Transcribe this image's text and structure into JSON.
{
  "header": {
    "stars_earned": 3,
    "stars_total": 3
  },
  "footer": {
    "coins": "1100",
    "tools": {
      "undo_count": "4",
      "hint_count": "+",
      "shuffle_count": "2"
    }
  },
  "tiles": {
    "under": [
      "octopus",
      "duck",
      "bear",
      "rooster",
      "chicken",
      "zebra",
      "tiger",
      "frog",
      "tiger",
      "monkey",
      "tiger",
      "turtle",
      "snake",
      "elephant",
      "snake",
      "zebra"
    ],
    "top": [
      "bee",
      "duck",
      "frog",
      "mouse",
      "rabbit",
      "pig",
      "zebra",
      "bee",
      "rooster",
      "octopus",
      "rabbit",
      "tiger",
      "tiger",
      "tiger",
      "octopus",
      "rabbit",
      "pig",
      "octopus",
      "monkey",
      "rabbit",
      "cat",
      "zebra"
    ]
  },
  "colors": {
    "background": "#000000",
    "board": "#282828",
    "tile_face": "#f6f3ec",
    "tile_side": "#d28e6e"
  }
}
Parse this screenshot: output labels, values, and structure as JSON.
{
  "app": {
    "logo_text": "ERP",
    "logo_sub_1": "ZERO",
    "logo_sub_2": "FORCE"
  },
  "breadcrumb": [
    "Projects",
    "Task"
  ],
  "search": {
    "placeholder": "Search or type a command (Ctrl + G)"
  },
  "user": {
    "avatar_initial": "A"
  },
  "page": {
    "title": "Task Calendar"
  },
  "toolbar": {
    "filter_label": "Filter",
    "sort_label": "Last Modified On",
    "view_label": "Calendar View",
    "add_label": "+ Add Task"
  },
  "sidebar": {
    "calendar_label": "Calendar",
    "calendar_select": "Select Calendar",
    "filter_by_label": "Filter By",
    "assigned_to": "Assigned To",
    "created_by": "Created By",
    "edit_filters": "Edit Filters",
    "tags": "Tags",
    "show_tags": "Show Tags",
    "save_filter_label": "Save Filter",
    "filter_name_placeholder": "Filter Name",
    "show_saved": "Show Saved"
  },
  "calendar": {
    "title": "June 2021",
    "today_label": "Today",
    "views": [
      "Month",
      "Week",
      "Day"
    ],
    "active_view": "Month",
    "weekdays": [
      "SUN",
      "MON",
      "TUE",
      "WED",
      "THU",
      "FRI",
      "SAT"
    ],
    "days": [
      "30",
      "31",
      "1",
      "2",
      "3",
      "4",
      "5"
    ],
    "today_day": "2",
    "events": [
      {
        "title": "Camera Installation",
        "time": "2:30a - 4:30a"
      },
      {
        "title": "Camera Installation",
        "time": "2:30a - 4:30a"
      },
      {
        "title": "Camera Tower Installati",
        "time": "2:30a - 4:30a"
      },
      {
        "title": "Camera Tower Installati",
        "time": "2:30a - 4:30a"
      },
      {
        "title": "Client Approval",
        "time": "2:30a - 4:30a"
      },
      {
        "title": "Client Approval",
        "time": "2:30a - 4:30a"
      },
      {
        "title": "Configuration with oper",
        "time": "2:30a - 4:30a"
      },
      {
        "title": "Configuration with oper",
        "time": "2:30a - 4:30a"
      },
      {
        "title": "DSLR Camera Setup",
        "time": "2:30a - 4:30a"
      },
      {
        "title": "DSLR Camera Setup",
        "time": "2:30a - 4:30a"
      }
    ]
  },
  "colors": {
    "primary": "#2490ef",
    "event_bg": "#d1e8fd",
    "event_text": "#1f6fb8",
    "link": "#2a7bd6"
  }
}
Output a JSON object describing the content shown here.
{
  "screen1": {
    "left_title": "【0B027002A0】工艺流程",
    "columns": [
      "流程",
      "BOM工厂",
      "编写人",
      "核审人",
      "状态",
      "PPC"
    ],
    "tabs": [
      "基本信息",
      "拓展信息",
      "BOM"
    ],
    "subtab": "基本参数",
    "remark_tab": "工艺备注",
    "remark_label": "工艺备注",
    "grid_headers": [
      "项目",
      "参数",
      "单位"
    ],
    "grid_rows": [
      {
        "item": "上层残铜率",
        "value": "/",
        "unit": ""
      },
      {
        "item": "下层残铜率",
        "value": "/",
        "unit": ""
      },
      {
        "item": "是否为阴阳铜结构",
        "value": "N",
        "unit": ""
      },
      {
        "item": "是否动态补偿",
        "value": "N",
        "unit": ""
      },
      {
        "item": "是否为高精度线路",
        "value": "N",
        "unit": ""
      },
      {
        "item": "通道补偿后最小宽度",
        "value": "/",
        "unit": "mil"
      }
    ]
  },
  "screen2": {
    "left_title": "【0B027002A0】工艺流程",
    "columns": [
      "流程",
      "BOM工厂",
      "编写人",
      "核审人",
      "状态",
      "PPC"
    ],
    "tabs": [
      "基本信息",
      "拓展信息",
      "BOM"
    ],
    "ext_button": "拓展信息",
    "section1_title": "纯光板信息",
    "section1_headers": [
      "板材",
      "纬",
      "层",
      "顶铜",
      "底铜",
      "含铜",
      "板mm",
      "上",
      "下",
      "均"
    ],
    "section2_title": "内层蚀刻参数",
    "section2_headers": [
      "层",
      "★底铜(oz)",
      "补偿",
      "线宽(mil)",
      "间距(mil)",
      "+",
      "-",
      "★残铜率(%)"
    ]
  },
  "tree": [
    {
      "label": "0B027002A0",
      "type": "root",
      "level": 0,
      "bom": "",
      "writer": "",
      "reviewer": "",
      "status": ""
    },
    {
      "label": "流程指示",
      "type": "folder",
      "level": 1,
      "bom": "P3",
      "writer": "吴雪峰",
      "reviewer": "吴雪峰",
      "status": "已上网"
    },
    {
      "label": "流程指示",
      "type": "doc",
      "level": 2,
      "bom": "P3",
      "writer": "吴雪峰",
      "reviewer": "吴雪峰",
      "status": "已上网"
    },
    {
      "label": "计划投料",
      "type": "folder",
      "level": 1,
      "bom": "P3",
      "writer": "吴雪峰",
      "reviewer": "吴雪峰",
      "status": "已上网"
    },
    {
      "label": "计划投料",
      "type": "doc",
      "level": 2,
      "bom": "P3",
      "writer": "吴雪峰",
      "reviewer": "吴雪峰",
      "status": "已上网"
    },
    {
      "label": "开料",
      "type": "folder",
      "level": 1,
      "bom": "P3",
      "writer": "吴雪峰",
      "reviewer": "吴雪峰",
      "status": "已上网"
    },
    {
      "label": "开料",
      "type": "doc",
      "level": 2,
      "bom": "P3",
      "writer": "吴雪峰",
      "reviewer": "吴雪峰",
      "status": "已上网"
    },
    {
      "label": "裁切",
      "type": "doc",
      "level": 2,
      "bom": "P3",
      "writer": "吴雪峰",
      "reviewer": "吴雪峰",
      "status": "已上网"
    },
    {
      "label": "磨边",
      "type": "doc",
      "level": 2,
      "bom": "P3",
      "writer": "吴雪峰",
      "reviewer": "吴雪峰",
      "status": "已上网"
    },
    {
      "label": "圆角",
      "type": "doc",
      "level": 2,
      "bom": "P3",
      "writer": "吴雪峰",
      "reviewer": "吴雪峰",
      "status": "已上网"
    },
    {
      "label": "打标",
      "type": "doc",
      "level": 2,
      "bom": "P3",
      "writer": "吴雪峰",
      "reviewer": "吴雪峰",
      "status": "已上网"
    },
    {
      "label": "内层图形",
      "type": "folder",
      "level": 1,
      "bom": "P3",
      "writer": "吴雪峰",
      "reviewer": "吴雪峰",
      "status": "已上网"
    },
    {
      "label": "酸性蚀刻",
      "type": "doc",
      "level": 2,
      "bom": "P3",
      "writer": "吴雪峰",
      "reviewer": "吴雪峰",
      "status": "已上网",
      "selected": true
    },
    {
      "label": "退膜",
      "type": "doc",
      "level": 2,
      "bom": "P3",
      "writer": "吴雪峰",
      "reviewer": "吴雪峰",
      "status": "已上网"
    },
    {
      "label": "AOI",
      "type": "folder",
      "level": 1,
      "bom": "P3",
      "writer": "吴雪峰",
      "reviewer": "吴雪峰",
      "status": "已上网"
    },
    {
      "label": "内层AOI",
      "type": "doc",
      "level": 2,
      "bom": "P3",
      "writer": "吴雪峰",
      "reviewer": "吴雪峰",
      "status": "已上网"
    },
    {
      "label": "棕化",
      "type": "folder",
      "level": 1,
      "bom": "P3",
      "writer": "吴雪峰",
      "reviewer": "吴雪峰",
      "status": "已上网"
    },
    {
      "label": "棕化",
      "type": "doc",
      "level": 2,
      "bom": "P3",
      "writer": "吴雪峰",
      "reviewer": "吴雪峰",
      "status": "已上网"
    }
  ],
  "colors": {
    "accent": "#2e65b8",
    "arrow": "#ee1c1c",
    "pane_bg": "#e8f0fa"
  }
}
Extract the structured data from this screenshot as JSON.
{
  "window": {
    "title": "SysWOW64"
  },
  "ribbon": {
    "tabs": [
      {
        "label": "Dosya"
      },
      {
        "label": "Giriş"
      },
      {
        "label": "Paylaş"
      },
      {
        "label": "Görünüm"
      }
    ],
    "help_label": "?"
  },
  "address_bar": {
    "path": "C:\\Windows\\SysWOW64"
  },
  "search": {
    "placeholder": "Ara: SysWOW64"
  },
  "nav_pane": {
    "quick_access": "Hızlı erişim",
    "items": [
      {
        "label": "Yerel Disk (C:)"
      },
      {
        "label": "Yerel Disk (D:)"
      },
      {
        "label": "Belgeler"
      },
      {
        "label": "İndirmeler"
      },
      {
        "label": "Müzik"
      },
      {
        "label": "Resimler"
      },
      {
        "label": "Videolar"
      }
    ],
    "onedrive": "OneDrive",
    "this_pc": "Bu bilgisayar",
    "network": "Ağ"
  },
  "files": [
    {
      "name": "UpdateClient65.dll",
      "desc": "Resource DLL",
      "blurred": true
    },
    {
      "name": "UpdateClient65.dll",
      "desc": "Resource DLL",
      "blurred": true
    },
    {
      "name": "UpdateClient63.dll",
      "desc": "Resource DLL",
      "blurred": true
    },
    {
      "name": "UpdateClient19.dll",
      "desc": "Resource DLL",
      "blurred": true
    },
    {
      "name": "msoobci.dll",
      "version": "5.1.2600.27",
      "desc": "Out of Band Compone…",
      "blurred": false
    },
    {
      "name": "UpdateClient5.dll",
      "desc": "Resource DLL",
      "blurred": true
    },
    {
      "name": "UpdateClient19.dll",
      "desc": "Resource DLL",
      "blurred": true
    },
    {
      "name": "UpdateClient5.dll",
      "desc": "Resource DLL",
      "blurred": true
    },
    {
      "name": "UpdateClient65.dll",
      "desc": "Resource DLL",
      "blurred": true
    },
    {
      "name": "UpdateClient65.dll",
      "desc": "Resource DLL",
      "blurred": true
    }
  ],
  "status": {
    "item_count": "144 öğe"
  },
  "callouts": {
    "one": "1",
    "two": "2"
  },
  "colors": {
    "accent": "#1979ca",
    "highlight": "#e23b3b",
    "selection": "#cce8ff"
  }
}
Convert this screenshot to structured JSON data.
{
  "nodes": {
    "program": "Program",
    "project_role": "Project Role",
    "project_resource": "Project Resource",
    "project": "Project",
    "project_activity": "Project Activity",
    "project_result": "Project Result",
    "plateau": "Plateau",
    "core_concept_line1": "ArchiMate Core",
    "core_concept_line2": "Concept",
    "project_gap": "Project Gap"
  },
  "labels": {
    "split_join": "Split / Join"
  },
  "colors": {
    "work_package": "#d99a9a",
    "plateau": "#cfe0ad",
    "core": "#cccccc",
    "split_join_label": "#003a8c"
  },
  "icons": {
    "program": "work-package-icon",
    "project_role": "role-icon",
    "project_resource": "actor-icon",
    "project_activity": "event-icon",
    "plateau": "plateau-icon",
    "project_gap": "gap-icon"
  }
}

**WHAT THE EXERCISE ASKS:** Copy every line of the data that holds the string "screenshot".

**SOLUTION TO THE EXERCISE:**
Parse this screenshot: output labels, values, and structure as JSON.
Extract the structured data from this screenshot as JSON.
Convert this screenshot to structured JSON data.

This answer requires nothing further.